* WHAT IS EXPECTED
Return the records exactly, keeping every line as it is.

"""

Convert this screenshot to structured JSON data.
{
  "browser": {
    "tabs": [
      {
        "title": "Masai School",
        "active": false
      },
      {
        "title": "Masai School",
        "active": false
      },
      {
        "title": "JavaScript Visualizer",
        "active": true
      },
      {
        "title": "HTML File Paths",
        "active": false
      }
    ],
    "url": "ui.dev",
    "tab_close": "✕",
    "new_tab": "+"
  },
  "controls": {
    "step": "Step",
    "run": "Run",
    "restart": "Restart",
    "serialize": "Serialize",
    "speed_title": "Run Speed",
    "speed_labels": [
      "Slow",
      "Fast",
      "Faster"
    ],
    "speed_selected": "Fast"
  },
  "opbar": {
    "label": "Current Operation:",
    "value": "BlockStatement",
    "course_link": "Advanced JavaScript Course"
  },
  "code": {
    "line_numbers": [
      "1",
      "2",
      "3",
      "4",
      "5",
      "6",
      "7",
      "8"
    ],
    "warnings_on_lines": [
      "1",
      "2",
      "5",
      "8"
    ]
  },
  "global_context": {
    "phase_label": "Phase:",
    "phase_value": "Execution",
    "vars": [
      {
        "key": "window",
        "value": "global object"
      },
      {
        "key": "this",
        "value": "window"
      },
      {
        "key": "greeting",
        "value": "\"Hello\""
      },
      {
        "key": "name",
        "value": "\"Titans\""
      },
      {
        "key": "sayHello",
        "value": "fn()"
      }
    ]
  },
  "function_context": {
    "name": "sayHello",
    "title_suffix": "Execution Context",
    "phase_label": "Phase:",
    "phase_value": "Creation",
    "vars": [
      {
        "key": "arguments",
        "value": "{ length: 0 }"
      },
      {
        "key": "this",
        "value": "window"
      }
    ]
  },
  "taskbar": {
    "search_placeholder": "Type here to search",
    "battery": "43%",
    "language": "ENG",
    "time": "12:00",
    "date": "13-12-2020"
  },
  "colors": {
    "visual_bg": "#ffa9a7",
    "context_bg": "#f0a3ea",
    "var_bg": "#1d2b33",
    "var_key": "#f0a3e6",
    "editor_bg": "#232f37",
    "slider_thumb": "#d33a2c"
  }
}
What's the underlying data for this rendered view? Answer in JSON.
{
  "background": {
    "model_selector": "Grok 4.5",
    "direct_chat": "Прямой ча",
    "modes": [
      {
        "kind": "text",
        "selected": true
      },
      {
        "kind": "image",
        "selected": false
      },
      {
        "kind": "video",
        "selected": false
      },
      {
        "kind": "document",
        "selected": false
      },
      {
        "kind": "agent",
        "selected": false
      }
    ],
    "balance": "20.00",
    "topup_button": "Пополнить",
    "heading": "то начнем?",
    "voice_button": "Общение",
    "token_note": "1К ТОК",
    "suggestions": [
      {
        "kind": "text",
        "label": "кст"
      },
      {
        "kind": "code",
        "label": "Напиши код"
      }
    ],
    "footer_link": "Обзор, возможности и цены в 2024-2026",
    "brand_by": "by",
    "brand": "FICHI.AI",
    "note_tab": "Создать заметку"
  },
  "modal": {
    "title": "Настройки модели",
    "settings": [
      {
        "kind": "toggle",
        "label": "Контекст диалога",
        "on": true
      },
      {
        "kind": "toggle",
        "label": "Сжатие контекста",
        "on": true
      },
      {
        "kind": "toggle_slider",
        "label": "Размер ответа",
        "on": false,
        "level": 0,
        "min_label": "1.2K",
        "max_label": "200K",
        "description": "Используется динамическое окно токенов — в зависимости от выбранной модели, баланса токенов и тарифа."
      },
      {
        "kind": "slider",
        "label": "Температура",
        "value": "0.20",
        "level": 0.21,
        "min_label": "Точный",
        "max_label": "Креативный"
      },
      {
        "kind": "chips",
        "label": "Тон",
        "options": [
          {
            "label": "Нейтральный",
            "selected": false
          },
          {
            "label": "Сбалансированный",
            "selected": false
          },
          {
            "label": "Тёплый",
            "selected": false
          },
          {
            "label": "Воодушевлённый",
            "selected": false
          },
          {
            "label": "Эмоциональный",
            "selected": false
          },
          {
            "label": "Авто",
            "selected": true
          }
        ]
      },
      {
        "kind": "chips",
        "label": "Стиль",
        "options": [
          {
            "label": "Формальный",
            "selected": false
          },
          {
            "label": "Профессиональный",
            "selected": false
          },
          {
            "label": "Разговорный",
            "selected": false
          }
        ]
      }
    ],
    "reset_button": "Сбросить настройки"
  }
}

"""

* YOUR SOLUTION
Convert this screenshot to structured JSON data.
{
  "browser": {
    "tabs": [
      {
        "title": "Masai School",
        "active": false
      },
      {
        "title": "Masai School",
        "active": false
      },
      {
        "title": "JavaScript Visualizer",
        "active": true
      },
      {
        "title": "HTML File Paths",
        "active": false
      }
    ],
    "url": "ui.dev",
    "tab_close": "✕",
    "new_tab": "+"
  },
  "controls": {
    "step": "Step",
    "run": "Run",
    "restart": "Restart",
    "serialize": "Serialize",
    "speed_title": "Run Speed",
    "speed_labels": [
      "Slow",
      "Fast",
      "Faster"
    ],
    "speed_selected": "Fast"
  },
  "opbar": {
    "label": "Current Operation:",
    "value": "BlockStatement",
    "course_link": "Advanced JavaScript Course"
  },
  "code": {
    "line_numbers": [
      "1",
      "2",
      "3",
      "4",
      "5",
      "6",
      "7",
      "8"
    ],
    "warnings_on_lines": [
      "1",
      "2",
      "5",
      "8"
    ]
  },
  "global_context": {
    "phase_label": "Phase:",
    "phase_value": "Execution",
    "vars": [
      {
        "key": "window",
        "value": "global object"
      },
      {
        "key": "this",
        "value": "window"
      },
      {
        "key": "greeting",
        "value": "\"Hello\""
      },
      {
        "key": "name",
        "value": "\"Titans\""
      },
      {
        "key": "sayHello",
        "value": "fn()"
      }
    ]
  },
  "function_context": {
    "name": "sayHello",
    "title_suffix": "Execution Context",
    "phase_label": "Phase:",
    "phase_value": "Creation",
    "vars": [
      {
        "key": "arguments",
        "value": "{ length: 0 }"
      },
      {
        "key": "this",
        "value": "window"
      }
    ]
  },
  "taskbar": {
    "search_placeholder": "Type here to search",
    "battery": "43%",
    "language": "ENG",
    "time": "12:00",
    "date": "13-12-2020"
  },
  "colors": {
    "visual_bg": "#ffa9a7",
    "context_bg": "#f0a3ea",
    "var_bg": "#1d2b33",
    "var_key": "#f0a3e6",
    "editor_bg": "#232f37",
    "slider_thumb": "#d33a2c"
  }
}
What's the underlying data for this rendered view? Answer in JSON.
{
  "background": {
    "model_selector": "Grok 4.5",
    "direct_chat": "Прямой ча",
    "modes": [
      {
        "kind": "text",
        "selected": true
      },
      {
        "kind": "image",
        "selected": false
      },
      {
        "kind": "video",
        "selected": false
      },
      {
        "kind": "document",
        "selected": false
      },
      {
        "kind": "agent",
        "selected": false
      }
    ],
    "balance": "20.00",
    "topup_button": "Пополнить",
    "heading": "то начнем?",
    "voice_button": "Общение",
    "token_note": "1К ТОК",
    "suggestions": [
      {
        "kind": "text",
        "label": "кст"
      },
      {
        "kind": "code",
        "label": "Напиши код"
      }
    ],
    "footer_link": "Обзор, возможности и цены в 2024-2026",
    "brand_by": "by",
    "brand": "FICHI.AI",
    "note_tab": "Создать заметку"
  },
  "modal": {
    "title": "Настройки модели",
    "settings": [
      {
        "kind": "toggle",
        "label": "Контекст диалога",
        "on": true
      },
      {
        "kind": "toggle",
        "label": "Сжатие контекста",
        "on": true
      },
      {
        "kind": "toggle_slider",
        "label": "Размер ответа",
        "on": false,
        "level": 0,
        "min_label": "1.2K",
        "max_label": "200K",
        "description": "Используется динамическое окно токенов — в зависимости от выбранной модели, баланса токенов и тарифа."
      },
      {
        "kind": "slider",
        "label": "Температура",
        "value": "0.20",
        "level": 0.21,
        "min_label": "Точный",
        "max_label": "Креативный"
      },
      {
        "kind": "chips",
        "label": "Тон",
        "options": [
          {
            "label": "Нейтральный",
            "selected": false
          },
          {
            "label": "Сбалансированный",
            "selected": false
          },
          {
            "label": "Тёплый",
            "selected": false
          },
          {
            "label": "Воодушевлённый",
            "selected": false
          },
          {
            "label": "Эмоциональный",
            "selected": false
          },
          {
            "label": "Авто",
            "selected": true
          }
        ]
      },
      {
        "kind": "chips",
        "label": "Стиль",
        "options": [
          {
            "label": "Формальный",
            "selected": false
          },
          {
            "label": "Профессиональный",
            "selected": false
          },
          {
            "label": "Разговорный",
            "selected": false
          }
        ]
      }
    ],
    "reset_button": "Сбросить настройки"
  }
}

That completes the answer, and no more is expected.